KEY THOT: Before sending the Twelve on their mission, Jesus warned them to expect persecution: "Behold, I am sending you out as sheep in the midst of wolves, so be wise as serpents and innocent as doves. Beware of men, for they will deliver you over to courts and flog you in their synagogues, and you will be dragged before governors and kings for my sake, to bear witness before them and the Gentiles" (Matthew 10:16-18). The disciples had just received the authority from Jesus to engage the spiritual forces of darkness: "(Jesus) gave them authority over unclean spirits, to cast them out, and to heal every disease and every affliction" (Matthew 10:1). When we engage Satan and his hosts to set people free from their oppression, we can expect that Satan will not take this lying down--he will raise his opposition as persecution.

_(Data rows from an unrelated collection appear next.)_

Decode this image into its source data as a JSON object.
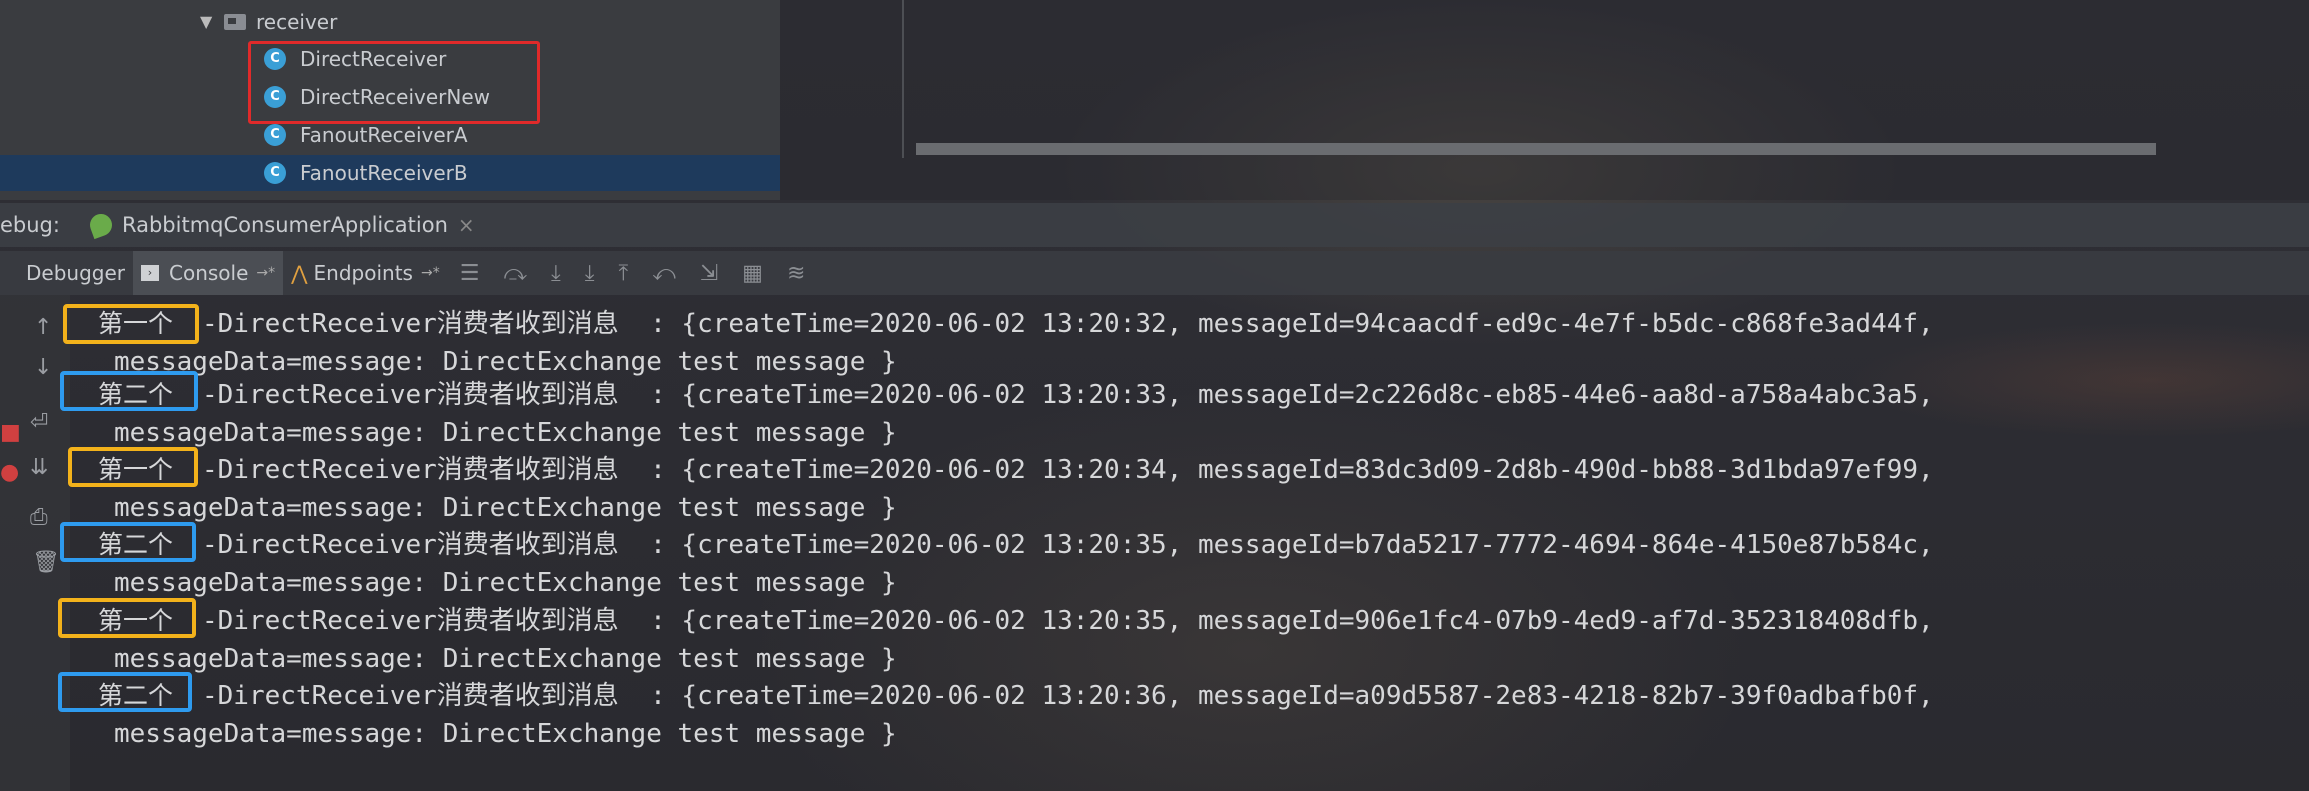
{
  "tree": {
    "folder": "receiver",
    "items": [
      "DirectReceiver",
      "DirectReceiverNew",
      "FanoutReceiverA",
      "FanoutReceiverB"
    ],
    "class_icon_letter": "C"
  },
  "debug": {
    "label": "ebug:",
    "run_config": "RabbitmqConsumerApplication",
    "close_symbol": "×"
  },
  "toolbar": {
    "debugger": "Debugger",
    "console": "Console",
    "endpoints": "Endpoints",
    "pin": "→*"
  },
  "log": {
    "entries": [
      {
        "tag": "第一个",
        "tag_color": "#f3b21b",
        "line1": "-DirectReceiver消费者收到消息  : {createTime=2020-06-02 13:20:32, messageId=94caacdf-ed9c-4e7f-b5dc-c868fe3ad44f,",
        "line2": "messageData=message: DirectExchange test message }"
      },
      {
        "tag": "第二个",
        "tag_color": "#2e9bef",
        "line1": "-DirectReceiver消费者收到消息  : {createTime=2020-06-02 13:20:33, messageId=2c226d8c-eb85-44e6-aa8d-a758a4abc3a5,",
        "line2": "messageData=message: DirectExchange test message }"
      },
      {
        "tag": "第一个",
        "tag_color": "#f3b21b",
        "line1": "-DirectReceiver消费者收到消息  : {createTime=2020-06-02 13:20:34, messageId=83dc3d09-2d8b-490d-bb88-3d1bda97ef99,",
        "line2": "messageData=message: DirectExchange test message }"
      },
      {
        "tag": "第二个",
        "tag_color": "#2e9bef",
        "line1": "-DirectReceiver消费者收到消息  : {createTime=2020-06-02 13:20:35, messageId=b7da5217-7772-4694-864e-4150e87b584c,",
        "line2": "messageData=message: DirectExchange test message }"
      },
      {
        "tag": "第一个",
        "tag_color": "#f3b21b",
        "line1": "-DirectReceiver消费者收到消息  : {createTime=2020-06-02 13:20:35, messageId=906e1fc4-07b9-4ed9-af7d-352318408dfb,",
        "line2": "messageData=message: DirectExchange test message }"
      },
      {
        "tag": "第二个",
        "tag_color": "#2e9bef",
        "line1": "-DirectReceiver消费者收到消息  : {createTime=2020-06-02 13:20:36, messageId=a09d5587-2e83-4218-82b7-39f0adbafb0f,",
        "line2": "messageData=message: DirectExchange test message }"
      }
    ]
  },
  "colors": {
    "highlight_red": "#e02a2a",
    "tag_yellow": "#f3b21b",
    "tag_blue": "#2e9bef",
    "selection": "#1e3a5c"
  }
}
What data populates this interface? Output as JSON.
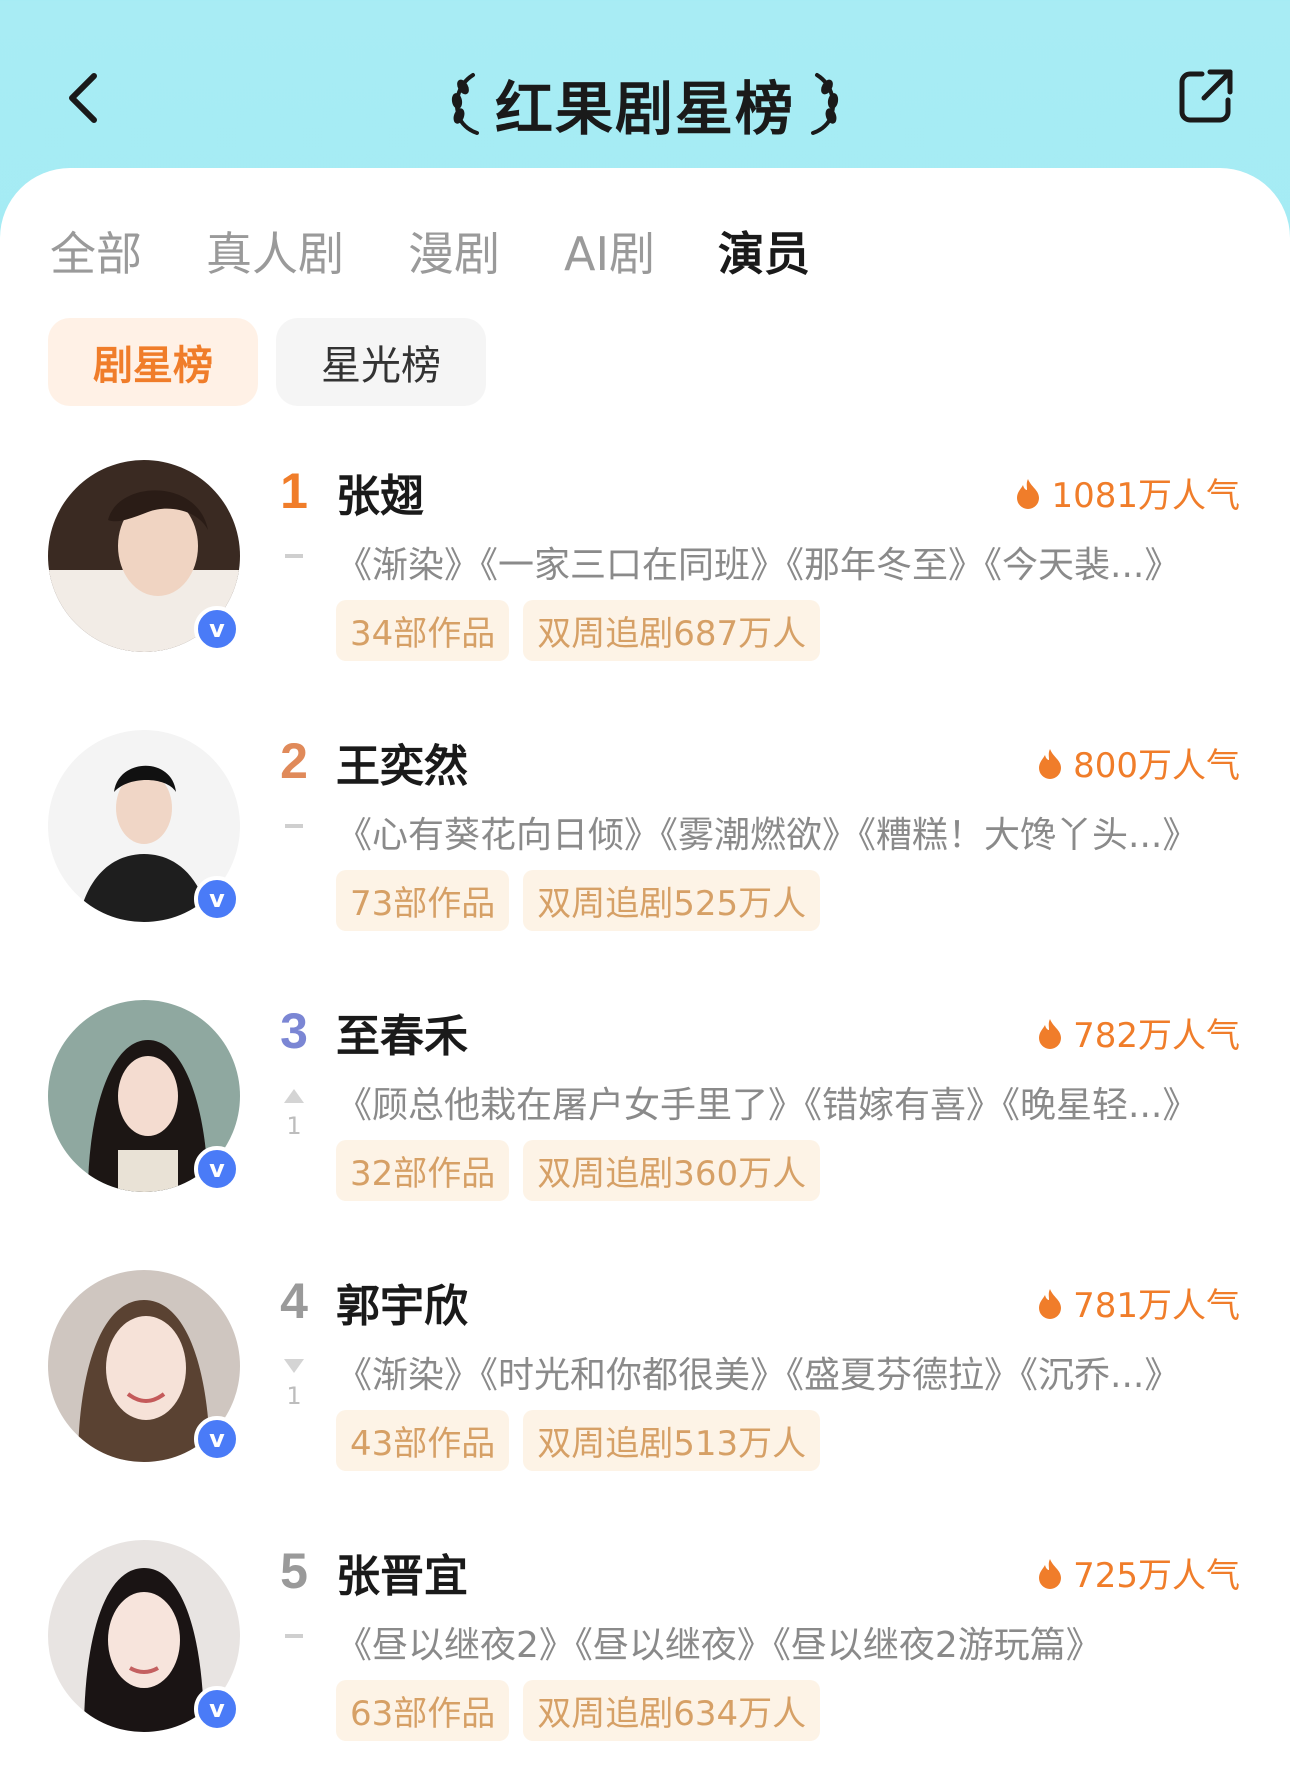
{
  "header": {
    "title": "红果剧星榜"
  },
  "tabs": [
    {
      "label": "全部",
      "active": false
    },
    {
      "label": "真人剧",
      "active": false
    },
    {
      "label": "漫剧",
      "active": false
    },
    {
      "label": "AI剧",
      "active": false
    },
    {
      "label": "演员",
      "active": true
    }
  ],
  "subtabs": [
    {
      "label": "剧星榜",
      "active": true
    },
    {
      "label": "星光榜",
      "active": false
    }
  ],
  "colors": {
    "accent": "#f07d2a",
    "rank1": "#f07d2a",
    "rank2": "#e08a5a",
    "rank3": "#7b86d4",
    "rank_other": "#9a9a9a",
    "verified": "#4a7bf7"
  },
  "list": [
    {
      "rank": "1",
      "name": "张翅",
      "popularity": "1081万人气",
      "trend": "-",
      "trend_num": "",
      "works": "《渐染》《一家三口在同班》《那年冬至》《今天裴...》",
      "works_count": "34部作品",
      "weekly": "双周追剧687万人"
    },
    {
      "rank": "2",
      "name": "王奕然",
      "popularity": "800万人气",
      "trend": "-",
      "trend_num": "",
      "works": "《心有葵花向日倾》《雾潮燃欲》《糟糕！大馋丫头...》",
      "works_count": "73部作品",
      "weekly": "双周追剧525万人"
    },
    {
      "rank": "3",
      "name": "至春禾",
      "popularity": "782万人气",
      "trend": "up",
      "trend_num": "1",
      "works": "《顾总他栽在屠户女手里了》《错嫁有喜》《晚星轻...》",
      "works_count": "32部作品",
      "weekly": "双周追剧360万人"
    },
    {
      "rank": "4",
      "name": "郭宇欣",
      "popularity": "781万人气",
      "trend": "down",
      "trend_num": "1",
      "works": "《渐染》《时光和你都很美》《盛夏芬德拉》《沉乔...》",
      "works_count": "43部作品",
      "weekly": "双周追剧513万人"
    },
    {
      "rank": "5",
      "name": "张晋宜",
      "popularity": "725万人气",
      "trend": "-",
      "trend_num": "",
      "works": "《昼以继夜2》《昼以继夜》《昼以继夜2游玩篇》",
      "works_count": "63部作品",
      "weekly": "双周追剧634万人"
    }
  ]
}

Jesus says, "I have said these things to you, that in me you may have peace. In the world you will have tribulation. But take heart; I have overcome the world" (John 16:33). So, even though Jesus came to bring us inner peace with God, self and others, Satan will stir up opposition and persecution in the world. And that brings us to today's key text: "Do not think that I have come to bring peace to the earth. I have not come to bring peace, but a sword" ("Matthew 10:34). Satan will stir up opposition from family members: "a person's enemies will be those of his own household." Being disciples means following Christ at all costs--even to the point of losing one's life for Jesus' sake.
In our affluent society (and many like it) where we live in relative peace and prosperity, such discipleship teaching of Jesus is considered "hard sayings". Some have flocked to churches that promise escape from tribulation (rapture) or a Christian life without demands of discipleship. As Christians in Marawi had discovered recently, being identified as a Christian can means instant death.
Nevertheless, if we are to proclaim the Gospel of the Kingdom that Jesus came to preach, we will inevitably come into conflict with the kingdom of darkness. If Jesus himself was not spared, then his disciples would not be spared too: "A disciple is not above his teacher, nor a servant above his master. It is enough for the disciple to be like his teacher, and the servant like his master. If they have called the master of the house Beelzebul, how much more will they malign those of his household" (vv. 24-25). The "how much more" theology is often used to apply to God's blessings, but seldom to persecution.
But remember what Jesus said: "And do not fear those who kill the body but cannot kill the soul. Rather fear him who can destroy both soul and body in hell" (v.28). The fear of God is the beginning of wisdom. The fear of men is a snare.
Father, deliver us from fear of death for You have conquered death and even though we may be called to make the ultimate sacrifice, You will not abandon us to Hell. Amen.